■ Source data:
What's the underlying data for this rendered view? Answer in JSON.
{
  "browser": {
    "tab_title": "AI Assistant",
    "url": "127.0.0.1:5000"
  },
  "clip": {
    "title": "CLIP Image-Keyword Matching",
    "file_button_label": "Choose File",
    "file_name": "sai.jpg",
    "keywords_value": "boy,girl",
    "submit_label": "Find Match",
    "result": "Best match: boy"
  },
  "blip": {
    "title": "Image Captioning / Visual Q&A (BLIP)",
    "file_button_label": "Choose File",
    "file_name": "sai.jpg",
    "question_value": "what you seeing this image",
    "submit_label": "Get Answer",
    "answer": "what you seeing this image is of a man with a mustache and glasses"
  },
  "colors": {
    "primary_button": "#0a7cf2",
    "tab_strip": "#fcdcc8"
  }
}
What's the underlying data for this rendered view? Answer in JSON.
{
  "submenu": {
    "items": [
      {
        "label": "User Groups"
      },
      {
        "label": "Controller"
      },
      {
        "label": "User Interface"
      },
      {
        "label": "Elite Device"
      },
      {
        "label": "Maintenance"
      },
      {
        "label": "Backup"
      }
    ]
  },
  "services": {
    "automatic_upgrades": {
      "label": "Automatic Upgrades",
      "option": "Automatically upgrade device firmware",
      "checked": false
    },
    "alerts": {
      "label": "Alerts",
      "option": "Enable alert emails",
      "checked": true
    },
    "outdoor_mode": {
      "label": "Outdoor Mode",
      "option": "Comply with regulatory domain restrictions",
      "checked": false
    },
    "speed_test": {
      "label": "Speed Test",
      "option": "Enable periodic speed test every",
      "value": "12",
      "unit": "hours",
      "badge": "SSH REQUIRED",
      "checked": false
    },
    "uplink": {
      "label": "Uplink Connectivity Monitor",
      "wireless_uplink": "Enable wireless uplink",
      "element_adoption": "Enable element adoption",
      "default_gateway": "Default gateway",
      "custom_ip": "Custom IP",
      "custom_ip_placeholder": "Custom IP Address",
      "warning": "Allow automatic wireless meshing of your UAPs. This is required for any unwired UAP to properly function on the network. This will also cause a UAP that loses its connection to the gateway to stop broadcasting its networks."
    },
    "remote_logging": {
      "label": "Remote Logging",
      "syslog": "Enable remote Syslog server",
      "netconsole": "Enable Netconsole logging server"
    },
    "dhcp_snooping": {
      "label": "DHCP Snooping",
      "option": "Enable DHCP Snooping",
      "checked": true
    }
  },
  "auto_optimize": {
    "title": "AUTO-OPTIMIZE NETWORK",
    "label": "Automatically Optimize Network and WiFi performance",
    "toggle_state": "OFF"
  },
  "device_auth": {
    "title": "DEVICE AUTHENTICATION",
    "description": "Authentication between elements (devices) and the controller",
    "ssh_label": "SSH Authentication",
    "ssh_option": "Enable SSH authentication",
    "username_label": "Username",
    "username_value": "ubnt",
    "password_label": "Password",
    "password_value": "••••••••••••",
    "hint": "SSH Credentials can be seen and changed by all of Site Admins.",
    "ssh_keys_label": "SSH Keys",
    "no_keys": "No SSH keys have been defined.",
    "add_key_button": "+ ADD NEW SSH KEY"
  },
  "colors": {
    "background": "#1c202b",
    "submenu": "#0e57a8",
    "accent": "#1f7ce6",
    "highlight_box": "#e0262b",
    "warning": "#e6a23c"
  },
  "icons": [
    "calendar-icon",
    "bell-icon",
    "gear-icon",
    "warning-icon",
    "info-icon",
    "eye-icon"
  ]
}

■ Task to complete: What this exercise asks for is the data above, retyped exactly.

■ Response area:
What's the underlying data for this rendered view? Answer in JSON.
{
  "browser": {
    "tab_title": "AI Assistant",
    "url": "127.0.0.1:5000"
  },
  "clip": {
    "title": "CLIP Image-Keyword Matching",
    "file_button_label": "Choose File",
    "file_name": "sai.jpg",
    "keywords_value": "boy,girl",
    "submit_label": "Find Match",
    "result": "Best match: boy"
  },
  "blip": {
    "title": "Image Captioning / Visual Q&A (BLIP)",
    "file_button_label": "Choose File",
    "file_name": "sai.jpg",
    "question_value": "what you seeing this image",
    "submit_label": "Get Answer",
    "answer": "what you seeing this image is of a man with a mustache and glasses"
  },
  "colors": {
    "primary_button": "#0a7cf2",
    "tab_strip": "#fcdcc8"
  }
}
What's the underlying data for this rendered view? Answer in JSON.
{
  "submenu": {
    "items": [
      {
        "label": "User Groups"
      },
      {
        "label": "Controller"
      },
      {
        "label": "User Interface"
      },
      {
        "label": "Elite Device"
      },
      {
        "label": "Maintenance"
      },
      {
        "label": "Backup"
      }
    ]
  },
  "services": {
    "automatic_upgrades": {
      "label": "Automatic Upgrades",
      "option": "Automatically upgrade device firmware",
      "checked": false
    },
    "alerts": {
      "label": "Alerts",
      "option": "Enable alert emails",
      "checked": true
    },
    "outdoor_mode": {
      "label": "Outdoor Mode",
      "option": "Comply with regulatory domain restrictions",
      "checked": false
    },
    "speed_test": {
      "label": "Speed Test",
      "option": "Enable periodic speed test every",
      "value": "12",
      "unit": "hours",
      "badge": "SSH REQUIRED",
      "checked": false
    },
    "uplink": {
      "label": "Uplink Connectivity Monitor",
      "wireless_uplink": "Enable wireless uplink",
      "element_adoption": "Enable element adoption",
      "default_gateway": "Default gateway",
      "custom_ip": "Custom IP",
      "custom_ip_placeholder": "Custom IP Address",
      "warning": "Allow automatic wireless meshing of your UAPs. This is required for any unwired UAP to properly function on the network. This will also cause a UAP that loses its connection to the gateway to stop broadcasting its networks."
    },
    "remote_logging": {
      "label": "Remote Logging",
      "syslog": "Enable remote Syslog server",
      "netconsole": "Enable Netconsole logging server"
    },
    "dhcp_snooping": {
      "label": "DHCP Snooping",
      "option": "Enable DHCP Snooping",
      "checked": true
    }
  },
  "auto_optimize": {
    "title": "AUTO-OPTIMIZE NETWORK",
    "label": "Automatically Optimize Network and WiFi performance",
    "toggle_state": "OFF"
  },
  "device_auth": {
    "title": "DEVICE AUTHENTICATION",
    "description": "Authentication between elements (devices) and the controller",
    "ssh_label": "SSH Authentication",
    "ssh_option": "Enable SSH authentication",
    "username_label": "Username",
    "username_value": "ubnt",
    "password_label": "Password",
    "password_value": "••••••••••••",
    "hint": "SSH Credentials can be seen and changed by all of Site Admins.",
    "ssh_keys_label": "SSH Keys",
    "no_keys": "No SSH keys have been defined.",
    "add_key_button": "+ ADD NEW SSH KEY"
  },
  "colors": {
    "background": "#1c202b",
    "submenu": "#0e57a8",
    "accent": "#1f7ce6",
    "highlight_box": "#e0262b",
    "warning": "#e6a23c"
  },
  "icons": [
    "calendar-icon",
    "bell-icon",
    "gear-icon",
    "warning-icon",
    "info-icon",
    "eye-icon"
  ]
}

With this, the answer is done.